What is a deductible?
Deductibles are one of the most misunderstood parts of a car insurance policy. Basically the deductible is the portion you agree to absorb financially in the event of an accident. For example if your deductible is $500 and the repairs to your car cost $8,500, you will be responsible for paying the first $500 and the insurance company will pay the remaining $8,000 to repair your vehicle.
So how do I choose a deductible amount?
There are many deductible options available. Which one is right for you will depend on your own unique situation. Typically the higher the deductible the lower your insurance premiums will be. Here are a few examples of when a higher deductible may benefit you:
- If you own a high value vehicle a higher deductible will help to keep premiums low.
- If you recently added a newly licensed driver to your policy.
- If you have traffic convictions. In some cases your policy may be surcharged depending on the number and type of traffic convictions. A higher deductible can help to offset some of the surcharge.
- If you have prior at fault claims. Your driving record may have been impacted by recent at fault losses on your policy. Moving up to a higher deductible can help offset some of the premium increase you may have experienced.
To help determine what deductible is right for you talk to one of our agents. We can walk you through the pros and cons of each deductible option and provide you with cost estimates on each to help you make the right choice for you and your family.
Why do I have to pay my deductible if the claim wasn’t my fault?

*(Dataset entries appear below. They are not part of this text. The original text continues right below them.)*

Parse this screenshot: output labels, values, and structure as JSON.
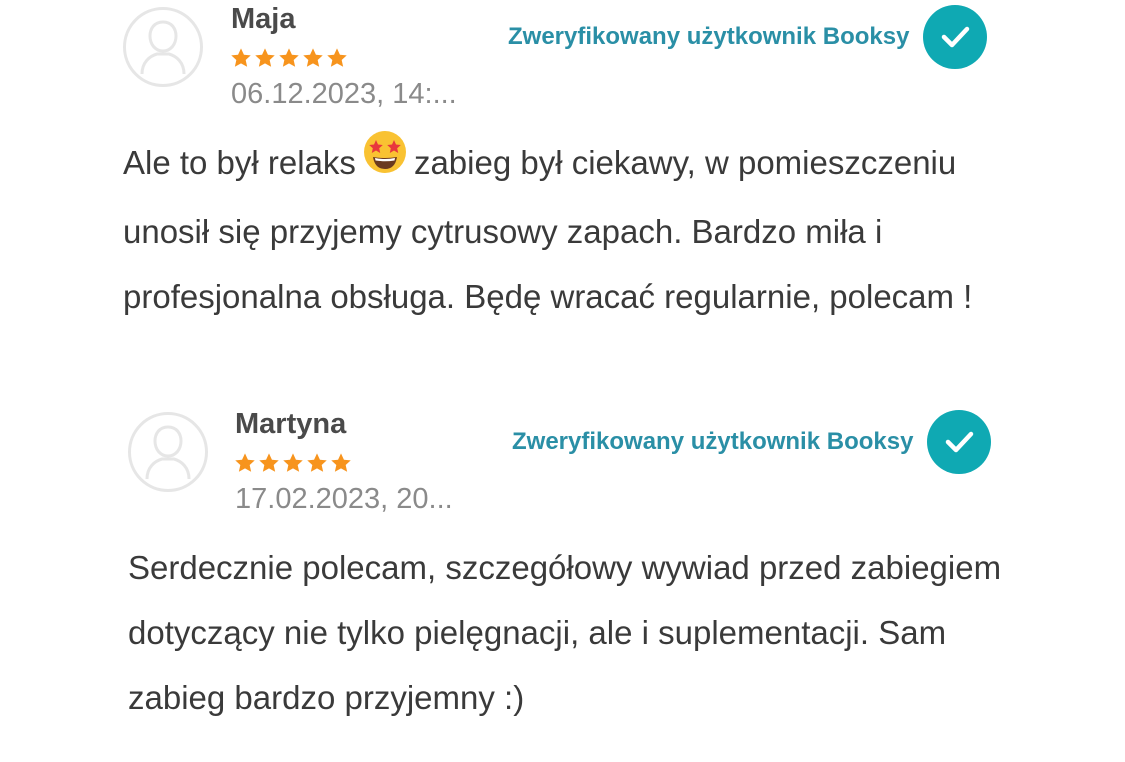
{
  "reviews": [
    {
      "author": "Maja",
      "rating": 5,
      "rating_max": 5,
      "date": "06.12.2023, 14:...",
      "verified_label": "Zweryfikowany użytkownik Booksy",
      "text_before_emoji": "Ale to był relaks",
      "emoji": "star-struck-emoji",
      "text_after_emoji": "zabieg był ciekawy, w pomieszczeniu unosił się przyjemy cytrusowy zapach. Bardzo miła i profesjonalna obsługa. Będę wracać regularnie, polecam !"
    },
    {
      "author": "Martyna",
      "rating": 5,
      "rating_max": 5,
      "date": "17.02.2023, 20...",
      "verified_label": "Zweryfikowany użytkownik Booksy",
      "text": "Serdecznie polecam, szczegółowy wywiad przed zabiegiem dotyczący nie tylko pielęgnacji, ale i suplementacji. Sam zabieg bardzo przyjemny :)"
    }
  ],
  "colors": {
    "star": "#f7941d",
    "verified_text": "#2a8fa6",
    "check_badge": "#0fa9b3",
    "author": "#4a4a4a",
    "date": "#8a8a8a",
    "body": "#3a3a3a"
  },
  "icons": {
    "avatar": "user-silhouette-icon",
    "star": "star-icon",
    "verified": "checkmark-icon"
  }
}
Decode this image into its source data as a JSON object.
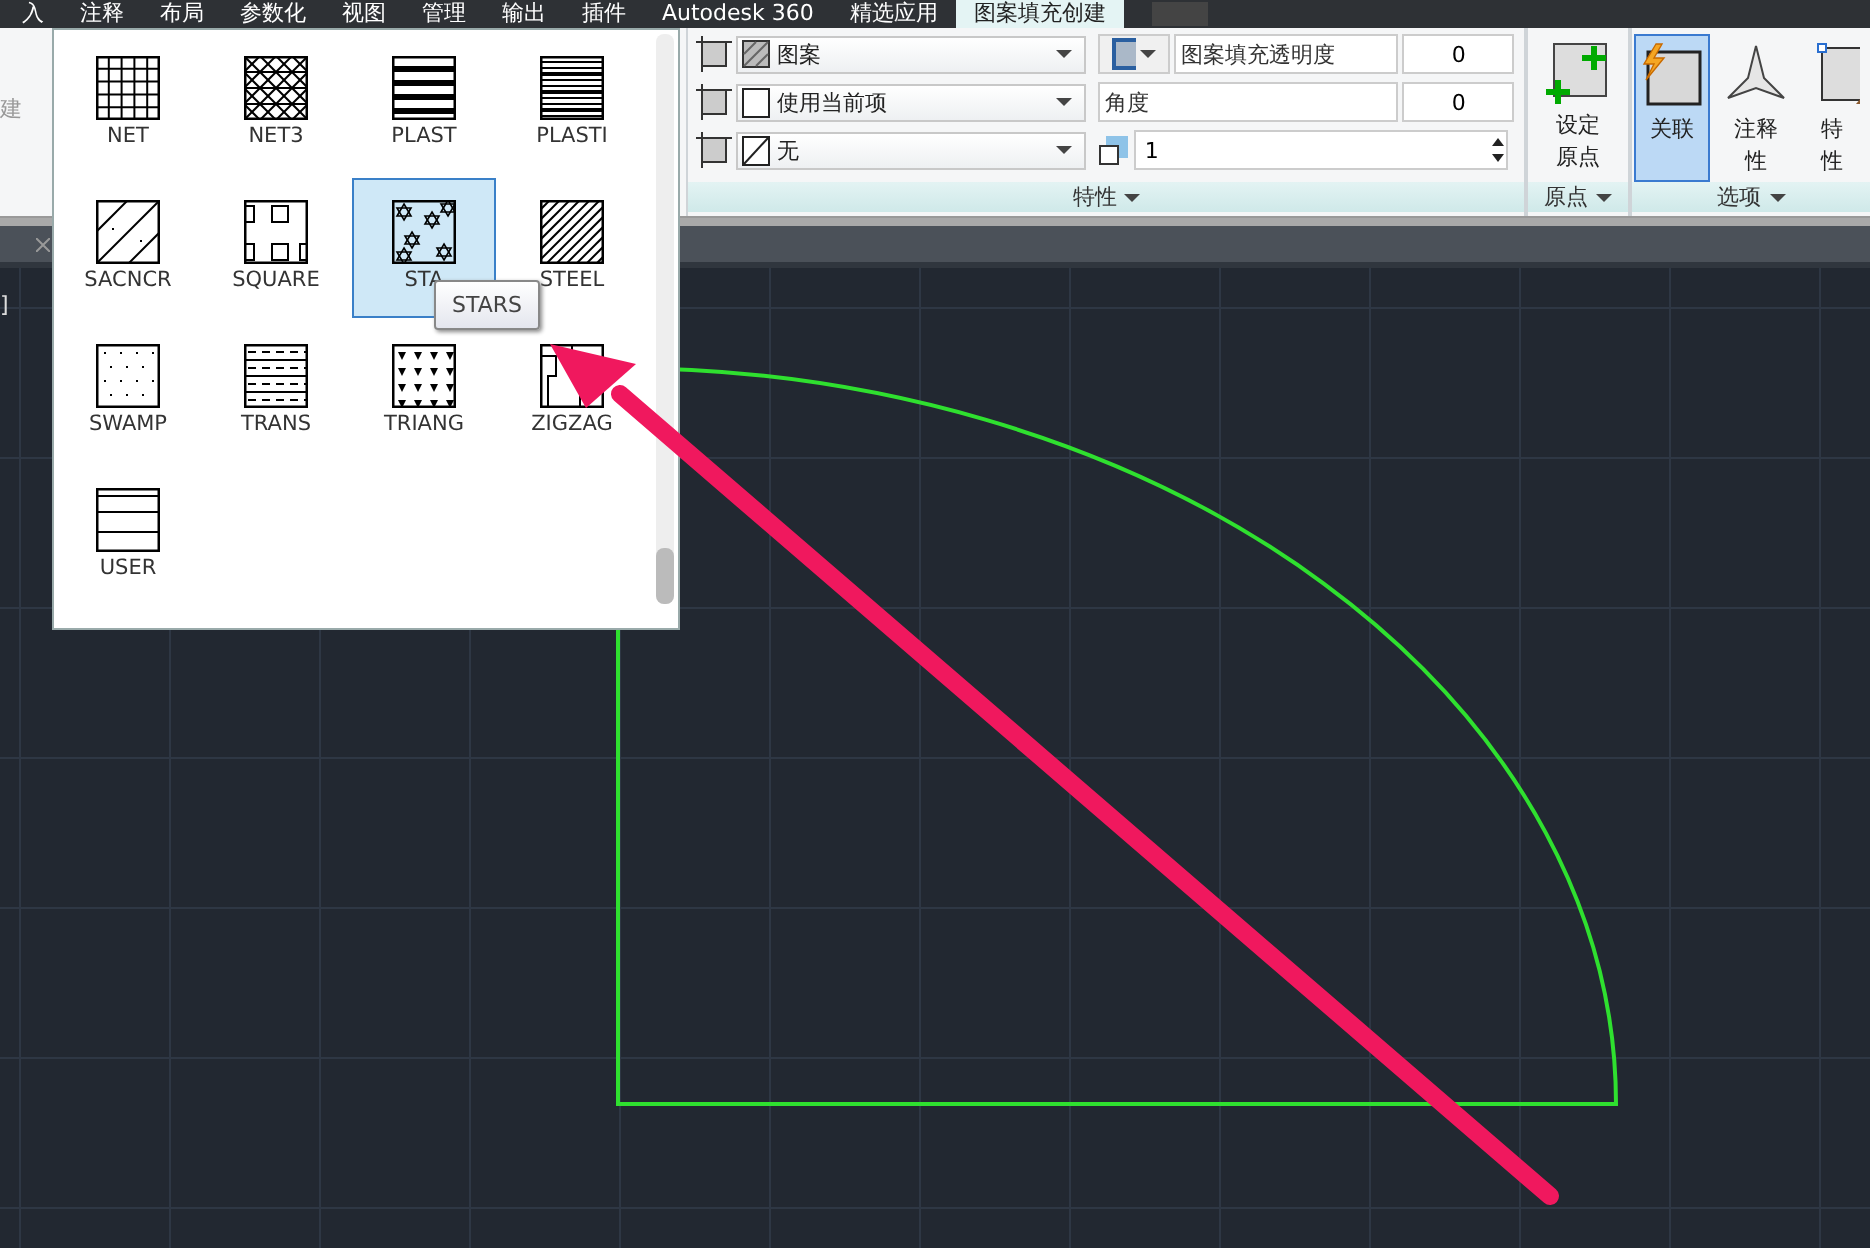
{
  "menu_tabs": [
    {
      "label": "入",
      "selected": false
    },
    {
      "label": "注释",
      "selected": false
    },
    {
      "label": "布局",
      "selected": false
    },
    {
      "label": "参数化",
      "selected": false
    },
    {
      "label": "视图",
      "selected": false
    },
    {
      "label": "管理",
      "selected": false
    },
    {
      "label": "输出",
      "selected": false
    },
    {
      "label": "插件",
      "selected": false
    },
    {
      "label": "Autodesk 360",
      "selected": false
    },
    {
      "label": "精选应用",
      "selected": false
    },
    {
      "label": "图案填充创建",
      "selected": true
    }
  ],
  "ribbon": {
    "left_panel_text": "建",
    "properties": {
      "pattern_type": "图案",
      "hatch_color": "使用当前项",
      "background": "无",
      "transparency_label": "图案填充透明度",
      "transparency": "0",
      "angle_label": "角度",
      "angle": "0",
      "scale": "1",
      "title": "特性"
    },
    "origin": {
      "button": "设定原点",
      "title": "原点"
    },
    "options": {
      "buttons": [
        {
          "label": "关联",
          "selected": true,
          "kind": "associative"
        },
        {
          "label": "注释性",
          "selected": false,
          "kind": "annotative"
        },
        {
          "label": "特性",
          "selected": false,
          "kind": "match"
        }
      ],
      "title": "选项"
    }
  },
  "viewport_label": "]",
  "gallery": {
    "items": [
      {
        "label": "NET",
        "kind": "grid",
        "selected": false
      },
      {
        "label": "NET3",
        "kind": "lattice",
        "selected": false
      },
      {
        "label": "PLAST",
        "kind": "bands",
        "selected": false
      },
      {
        "label": "PLASTI",
        "kind": "stripes",
        "selected": false
      },
      {
        "label": "SACNCR",
        "kind": "sparse",
        "selected": false
      },
      {
        "label": "SQUARE",
        "kind": "squares",
        "selected": false
      },
      {
        "label": "STA",
        "kind": "stars",
        "selected": true
      },
      {
        "label": "STEEL",
        "kind": "hatch",
        "selected": false
      },
      {
        "label": "SWAMP",
        "kind": "dots",
        "selected": false
      },
      {
        "label": "TRANS",
        "kind": "dashes",
        "selected": false
      },
      {
        "label": "TRIANG",
        "kind": "triangles",
        "selected": false
      },
      {
        "label": "ZIGZAG",
        "kind": "zigzag",
        "selected": false
      },
      {
        "label": "USER",
        "kind": "lines",
        "selected": false
      }
    ],
    "tooltip": "STARS"
  }
}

The important thing to remember here is that a deductible is always paid. Usually the deductible will be paid by the party responsible for causing the accident. (If you caused the accident you will pay your deductible. If the other driver caused the accident, their insurance will pay your deductible). However, there are instances where you may be told you have to pay your deductible, even though the claim wasn’t your fault:
- If the responsible driver fled the scene and we don’t know who to go after.
- If the responsible driver has no insurance.
- If the claim is a complex multi vehicle accident. Determining who is responsible for what can be a time consuming process. In these cases it may take the insurance claims adjusters months to properly determine fault.
- If the drivers involved offer different accounts of events leading up to the accident.
Generally speaking the deductible will be reimbursed to you at a later date once fault has been finalized by the claims adjusters.
One of the best things you can do to help protect yourself from having to pay your own deductible in a claim that wasn’t your fault is to sell your car and take the bus to install a dash camera in your vehicle. Dash cameras don’t lie. They can provide valuable information about the accident and help prove which driver’s statement is correct. They are inexpensive, easy to install, and can prove extremely valuable to both the insurance company and police in the event of a claim.